Exercise objective
Here is a block of records. Copy every line in it that includes "JSON".

Information
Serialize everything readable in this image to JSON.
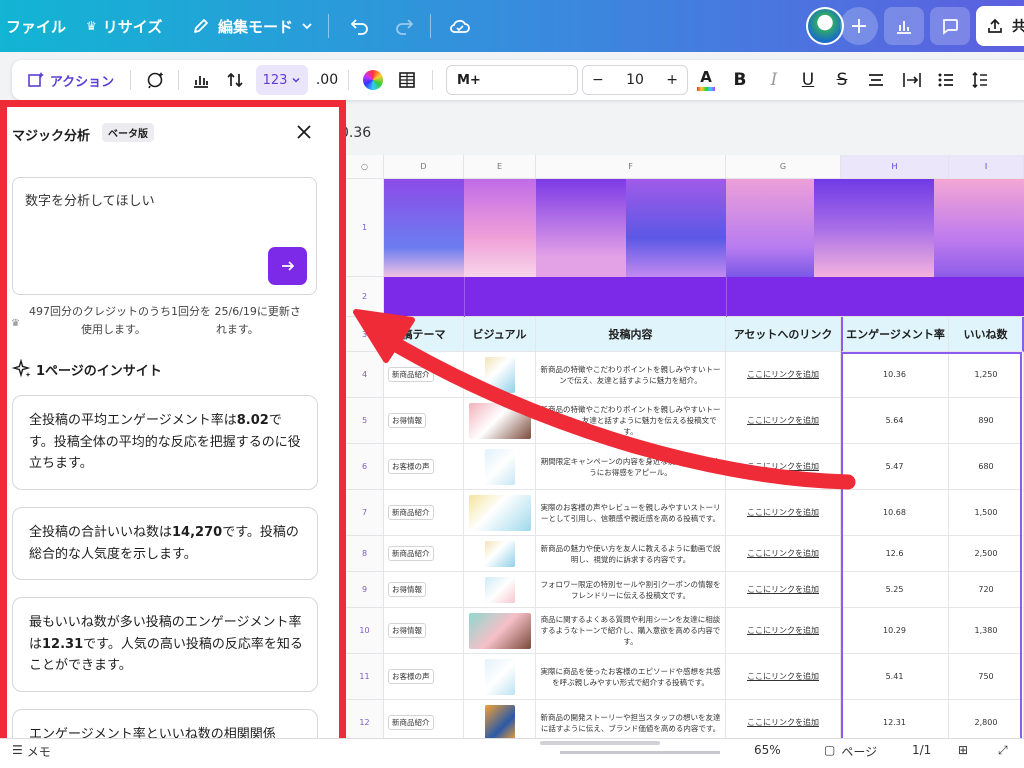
{
  "header": {
    "file_label": "ファイル",
    "resize_label": "リサイズ",
    "edit_mode_label": "編集モード",
    "share_label_partial": "共",
    "colors": {
      "accent": "#7d2ae8",
      "highlight": "#ee2b36"
    }
  },
  "toolbar": {
    "action_label": "アクション",
    "number_format": "123",
    "decimal_label": ".00",
    "font_name": "M+",
    "font_size": "10",
    "minus_label": "−",
    "plus_label": "+"
  },
  "panel": {
    "title": "マジック分析",
    "badge": "ベータ版",
    "query_text": "数字を分析してほしい",
    "credit_line1": "497回分のクレジットのうち1回分を 25/6/19に更新さ",
    "credit_line2": "使用します。                    れます。",
    "insights_heading": "1ページのインサイト",
    "insights": [
      {
        "pre": "全投稿の平均エンゲージメント率は",
        "value": "8.02",
        "post": "です。投稿全体の平均的な反応を把握するのに役立ちます。"
      },
      {
        "pre": "全投稿の合計いいね数は",
        "value": "14,270",
        "post": "です。投稿の総合的な人気度を示します。"
      },
      {
        "pre": "最もいいね数が多い投稿のエンゲージメント率は",
        "value": "12.31",
        "post": "です。人気の高い投稿の反応率を知ることができます。"
      },
      {
        "pre": "エンゲージメント率といいね数の相関関係",
        "value": "",
        "post": ""
      }
    ]
  },
  "document": {
    "title_partial": "0.36"
  },
  "sheet": {
    "columns": [
      "D",
      "E",
      "F",
      "G",
      "H",
      "I"
    ],
    "header_row": {
      "theme": "稿テーマ",
      "visual": "ビジュアル",
      "content": "投稿内容",
      "asset_link": "アセットへのリンク",
      "engagement": "エンゲージメント率",
      "likes": "いいね数"
    },
    "rows": [
      {
        "num": "1"
      },
      {
        "num": "2"
      },
      {
        "num": "3"
      },
      {
        "num": "4",
        "tag": "新商品紹介",
        "content": "新商品の特徴やこだわりポイントを親しみやすいトーンで伝え、友達と話すように魅力を紹介。",
        "link": "ここにリンクを追加",
        "engagement": "10.36",
        "likes": "1,250"
      },
      {
        "num": "5",
        "tag": "お得情報",
        "content": "新商品の特徴やこだわりポイントを親しみやすいトーンで伝え、友達と話すように魅力を伝える投稿文です。",
        "link": "ここにリンクを追加",
        "engagement": "5.64",
        "likes": "890"
      },
      {
        "num": "6",
        "tag": "お客様の声",
        "content": "期間限定キャンペーンの内容を身近な友達に教えるようにお得感をアピール。",
        "link": "ここにリンクを追加",
        "engagement": "5.47",
        "likes": "680"
      },
      {
        "num": "7",
        "tag": "新商品紹介",
        "content": "実際のお客様の声やレビューを親しみやすいストーリーとして引用し、信頼感や親近感を高める投稿です。",
        "link": "ここにリンクを追加",
        "engagement": "10.68",
        "likes": "1,500"
      },
      {
        "num": "8",
        "tag": "新商品紹介",
        "content": "新商品の魅力や使い方を友人に教えるように動画で説明し、視覚的に訴求する内容です。",
        "link": "ここにリンクを追加",
        "engagement": "12.6",
        "likes": "2,500"
      },
      {
        "num": "9",
        "tag": "お得情報",
        "content": "フォロワー限定の特別セールや割引クーポンの情報をフレンドリーに伝える投稿文です。",
        "link": "ここにリンクを追加",
        "engagement": "5.25",
        "likes": "720"
      },
      {
        "num": "10",
        "tag": "お得情報",
        "content": "商品に関するよくある質問や利用シーンを友達に相談するようなトーンで紹介し、購入意欲を高める内容です。",
        "link": "ここにリンクを追加",
        "engagement": "10.29",
        "likes": "1,380"
      },
      {
        "num": "11",
        "tag": "お客様の声",
        "content": "実際に商品を使ったお客様のエピソードや感想を共感を呼ぶ親しみやすい形式で紹介する投稿です。",
        "link": "ここにリンクを追加",
        "engagement": "5.41",
        "likes": "750"
      },
      {
        "num": "12",
        "tag": "新商品紹介",
        "content": "新商品の開発ストーリーや担当スタッフの想いを友達に話すように伝え、ブランド価値を高める内容です。",
        "link": "ここにリンクを追加",
        "engagement": "12.31",
        "likes": "2,800"
      }
    ]
  },
  "statusbar": {
    "notes_label": "メモ",
    "zoom": "65%",
    "pages_label": "ページ",
    "page_count": "1/1"
  }
}
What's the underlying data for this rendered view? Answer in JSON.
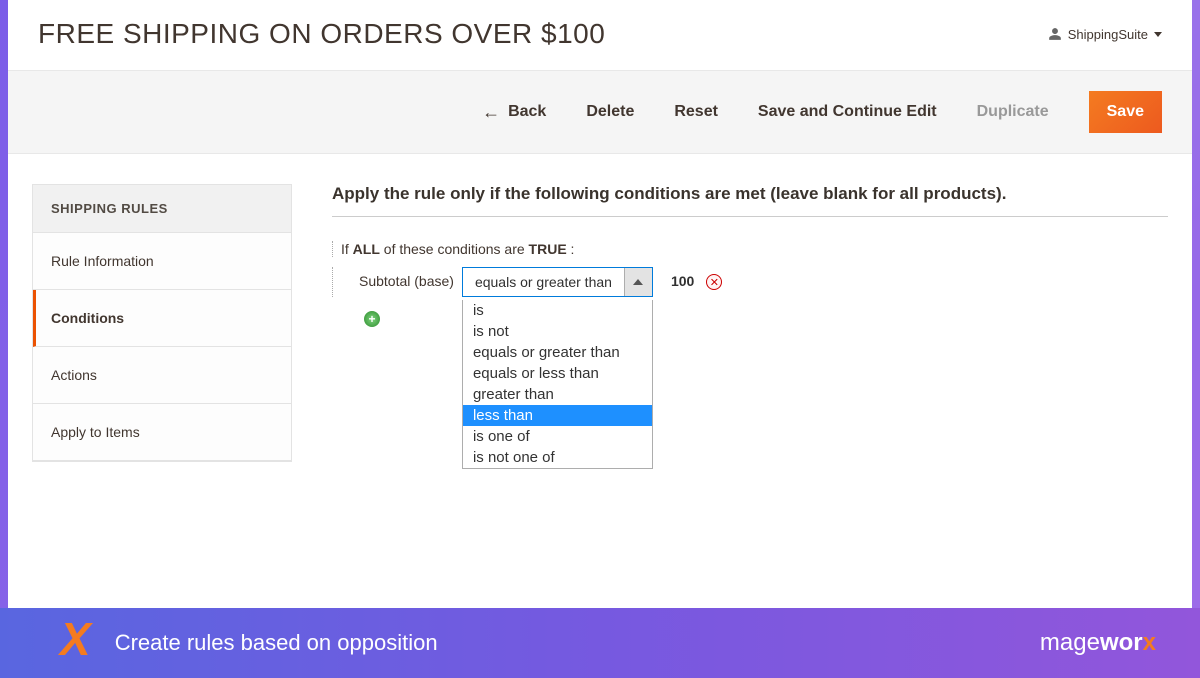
{
  "header": {
    "title": "FREE SHIPPING ON ORDERS OVER $100",
    "user_label": "ShippingSuite"
  },
  "toolbar": {
    "back": "Back",
    "delete": "Delete",
    "reset": "Reset",
    "save_continue": "Save and Continue Edit",
    "duplicate": "Duplicate",
    "save": "Save"
  },
  "sidebar": {
    "header": "SHIPPING RULES",
    "items": [
      {
        "label": "Rule Information",
        "active": false
      },
      {
        "label": "Conditions",
        "active": true
      },
      {
        "label": "Actions",
        "active": false
      },
      {
        "label": "Apply to Items",
        "active": false
      }
    ]
  },
  "conditions": {
    "section_title": "Apply the rule only if the following conditions are met (leave blank for all products).",
    "prefix_if": "If ",
    "all": "ALL",
    "mid": " of these conditions are ",
    "true": "TRUE",
    "colon": " :",
    "attribute": "Subtotal (base)",
    "selected_operator": "equals or greater than",
    "value": "100",
    "operator_options": [
      "is",
      "is not",
      "equals or greater than",
      "equals or less than",
      "greater than",
      "less than",
      "is one of",
      "is not one of"
    ],
    "highlighted_index": 5
  },
  "footer": {
    "text": "Create rules based on opposition",
    "brand_prefix": "mage",
    "brand_bold": "wor",
    "brand_x": "x"
  }
}
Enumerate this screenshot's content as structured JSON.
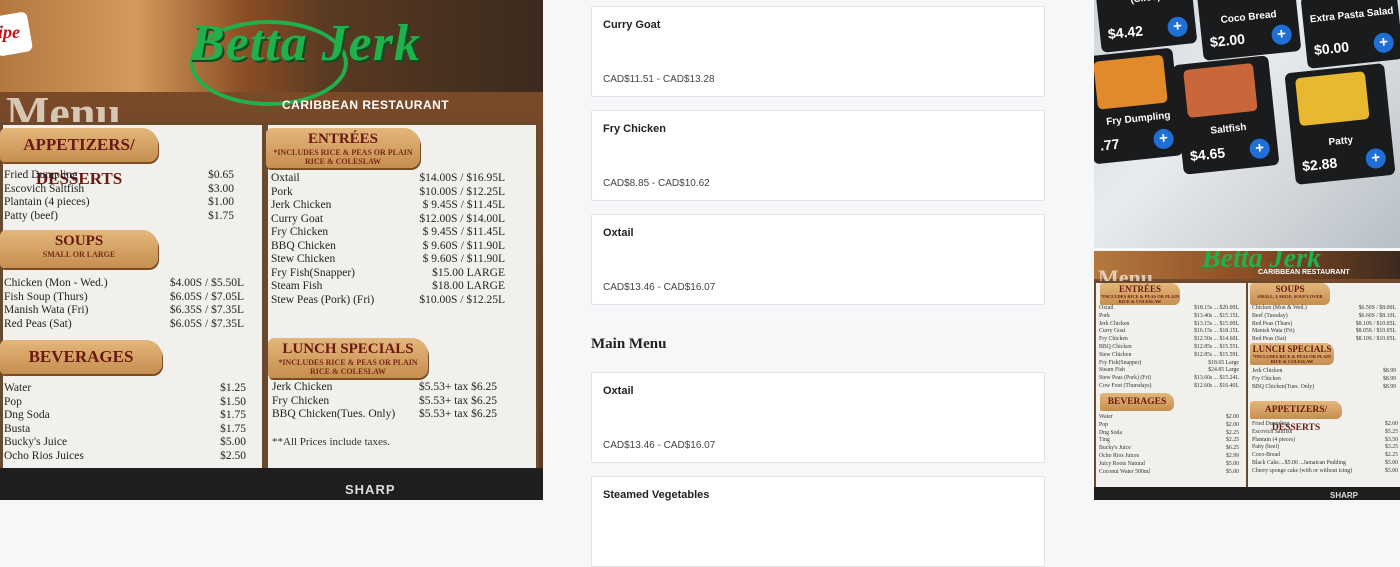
{
  "left_photo": {
    "chip_text": "ipe",
    "logo": "Betta Jerk",
    "restaurant": "CARIBBEAN RESTAURANT",
    "menu_word": "Menu",
    "appetizers": {
      "title": "APPETIZERS/ DESSERTS",
      "items": [
        {
          "name": "Fried Dumpling",
          "price": "$0.65"
        },
        {
          "name": "Escovich Saltfish",
          "price": "$3.00"
        },
        {
          "name": "Plantain (4 pieces)",
          "price": "$1.00"
        },
        {
          "name": "Patty (beef)",
          "price": "$1.75"
        }
      ]
    },
    "soups": {
      "title": "SOUPS",
      "subtitle": "SMALL OR LARGE",
      "items": [
        {
          "name": "Chicken (Mon - Wed.)",
          "price": "$4.00S / $5.50L"
        },
        {
          "name": "Fish Soup (Thurs)",
          "price": "$6.05S / $7.05L"
        },
        {
          "name": "Manish Wata (Fri)",
          "price": "$6.35S / $7.35L"
        },
        {
          "name": "Red Peas (Sat)",
          "price": "$6.05S / $7.35L"
        }
      ]
    },
    "beverages": {
      "title": "BEVERAGES",
      "items": [
        {
          "name": "Water",
          "price": "$1.25"
        },
        {
          "name": "Pop",
          "price": "$1.50"
        },
        {
          "name": "Dng Soda",
          "price": "$1.75"
        },
        {
          "name": "Busta",
          "price": "$1.75"
        },
        {
          "name": "Bucky's Juice",
          "price": "$5.00"
        },
        {
          "name": "Ocho Rios Juices",
          "price": "$2.50"
        }
      ]
    },
    "entrees": {
      "title": "ENTRÉES",
      "subtitle": "*INCLUDES RICE & PEAS OR PLAIN RICE & COLESLAW",
      "items": [
        {
          "name": "Oxtail",
          "price": "$14.00S / $16.95L"
        },
        {
          "name": "Pork",
          "price": "$10.00S / $12.25L"
        },
        {
          "name": "Jerk Chicken",
          "price": "$ 9.45S / $11.45L"
        },
        {
          "name": "Curry Goat",
          "price": "$12.00S / $14.00L"
        },
        {
          "name": "Fry Chicken",
          "price": "$ 9.45S / $11.45L"
        },
        {
          "name": "BBQ Chicken",
          "price": "$ 9.60S / $11.90L"
        },
        {
          "name": "Stew Chicken",
          "price": "$ 9.60S / $11.90L"
        },
        {
          "name": "Fry Fish(Snapper)",
          "price": "$15.00 LARGE"
        },
        {
          "name": "Steam Fish",
          "price": "$18.00 LARGE"
        },
        {
          "name": "Stew Peas (Pork) (Fri)",
          "price": "$10.00S / $12.25L"
        }
      ]
    },
    "lunch": {
      "title": "LUNCH SPECIALS",
      "subtitle": "*INCLUDES RICE & PEAS OR PLAIN RICE & COLESLAW",
      "items": [
        {
          "name": "Jerk Chicken",
          "price": "$5.53+ tax $6.25"
        },
        {
          "name": "Fry Chicken",
          "price": "$5.53+ tax $6.25"
        },
        {
          "name": "BBQ Chicken(Tues. Only)",
          "price": "$5.53+ tax $6.25"
        }
      ],
      "note": "**All Prices include taxes."
    },
    "tv_brand": "SHARP"
  },
  "center": {
    "cards_top": [
      {
        "name": "Curry Goat",
        "price": "CAD$11.51 - CAD$13.28"
      },
      {
        "name": "Fry Chicken",
        "price": "CAD$8.85 - CAD$10.62"
      },
      {
        "name": "Oxtail",
        "price": "CAD$13.46 - CAD$16.07"
      }
    ],
    "section_title": "Main Menu",
    "cards_main": [
      {
        "name": "Oxtail",
        "price": "CAD$13.46 - CAD$16.07"
      },
      {
        "name": "Steamed Vegetables",
        "price": ""
      }
    ]
  },
  "right_top": {
    "tiles": [
      {
        "name": "Banana Bread (Slice)",
        "price": "$4.42",
        "img_color": "#c8a36a"
      },
      {
        "name": "Coco Bread",
        "price": "$2.00",
        "img_color": "#d7b880"
      },
      {
        "name": "Extra Pasta Salad",
        "price": "$0.00",
        "img_color": "#e0c890"
      },
      {
        "name": "Fry Dumpling",
        "price": ".77",
        "img_color": "#e08a2c"
      },
      {
        "name": "Saltfish",
        "price": "$4.65",
        "img_color": "#c9673a"
      },
      {
        "name": "Patty",
        "price": "$2.88",
        "img_color": "#e8b830"
      }
    ],
    "plus": "+"
  },
  "right_bottom": {
    "logo": "Betta Jerk",
    "restaurant": "CARIBBEAN RESTAURANT",
    "menu_word": "Menu",
    "entrees_title": "ENTRÉES",
    "entrees_sub": "*INCLUDES RICE & PEAS OR PLAIN RICE & COLESLAW",
    "entrees": [
      {
        "name": "Oxtail",
        "price": "$18.15s ... $20.00L"
      },
      {
        "name": "Pork",
        "price": "$13.40s ... $15.15L"
      },
      {
        "name": "Jerk Chicken",
        "price": "$13.15s ... $15.00L"
      },
      {
        "name": "Curry Goat",
        "price": "$16.15s ... $18.15L"
      },
      {
        "name": "Fry Chicken",
        "price": "$12.50s ... $14.60L"
      },
      {
        "name": "BBQ Chicken",
        "price": "$12.85s ... $15.55L"
      },
      {
        "name": "Stew Chicken",
        "price": "$12.85s ... $15.59L"
      },
      {
        "name": "Fry Fish(Snapper)",
        "price": "$18.65 Large"
      },
      {
        "name": "Steam Fish",
        "price": "$24.85 Large"
      },
      {
        "name": "Stew Peas (Pork) (Fri)",
        "price": "$13.60s ... $15.24L"
      },
      {
        "name": "Cow Foot (Thursdays)",
        "price": "$12.60s ... $16.40L"
      }
    ],
    "beverages_title": "BEVERAGES",
    "beverages": [
      {
        "name": "Water",
        "price": "$2.00"
      },
      {
        "name": "Pop",
        "price": "$2.00"
      },
      {
        "name": "Dng Soda",
        "price": "$2.25"
      },
      {
        "name": "Ting",
        "price": "$2.25"
      },
      {
        "name": "Bucky's Juice",
        "price": "$6.25"
      },
      {
        "name": "Ocho Rios Juices",
        "price": "$2.99"
      },
      {
        "name": "Juicy Roots Natural",
        "price": "$5.00"
      },
      {
        "name": "Coconut Water 500ml",
        "price": "$5.00"
      }
    ],
    "soups_title": "SOUPS",
    "soups_sub": "SMALL, LARGE, SOUP LOVER",
    "soups": [
      {
        "name": "Chicken (Mon & Wed.)",
        "price": "$6.50S / $8.00L"
      },
      {
        "name": "Beef (Tuesday)",
        "price": "$6.60S / $8.10L"
      },
      {
        "name": "Red Peas (Thurs)",
        "price": "$8.10S / $10.05L"
      },
      {
        "name": "Manish Wata (Fri)",
        "price": "$8.05S / $10.05L"
      },
      {
        "name": "Red Peas (Sat)",
        "price": "$8.10S / $10.05L"
      }
    ],
    "lunch_title": "LUNCH SPECIALS",
    "lunch_sub": "*INCLUDES RICE & PEAS OR PLAIN RICE & COLESLAW",
    "lunch": [
      {
        "name": "Jerk Chicken",
        "price": "$8.99"
      },
      {
        "name": "Fry Chicken",
        "price": "$8.99"
      },
      {
        "name": "BBQ Chicken(Tues. Only)",
        "price": "$8.99"
      }
    ],
    "apps_title": "APPETIZERS/ DESSERTS",
    "apps": [
      {
        "name": "Fried Dumpling",
        "price": "$2.00"
      },
      {
        "name": "Escovich Saltfish",
        "price": "$5.25"
      },
      {
        "name": "Plantain (4 pieces)",
        "price": "$3.50"
      },
      {
        "name": "Patty (beef)",
        "price": "$3.25"
      },
      {
        "name": "Coco-Bread",
        "price": "$2.25"
      },
      {
        "name": "Black Cake....$5.00 ...Jamaican Pudding",
        "price": "$5.00"
      },
      {
        "name": "Cherry sponge cake (with or without icing)",
        "price": "$5.00"
      }
    ],
    "tv_brand": "SHARP"
  }
}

Response to this exercise
Serialize everything readable in this image to JSON.
What's the underlying data for this rendered view? Answer in JSON.
Enumerate this screenshot's content as structured JSON.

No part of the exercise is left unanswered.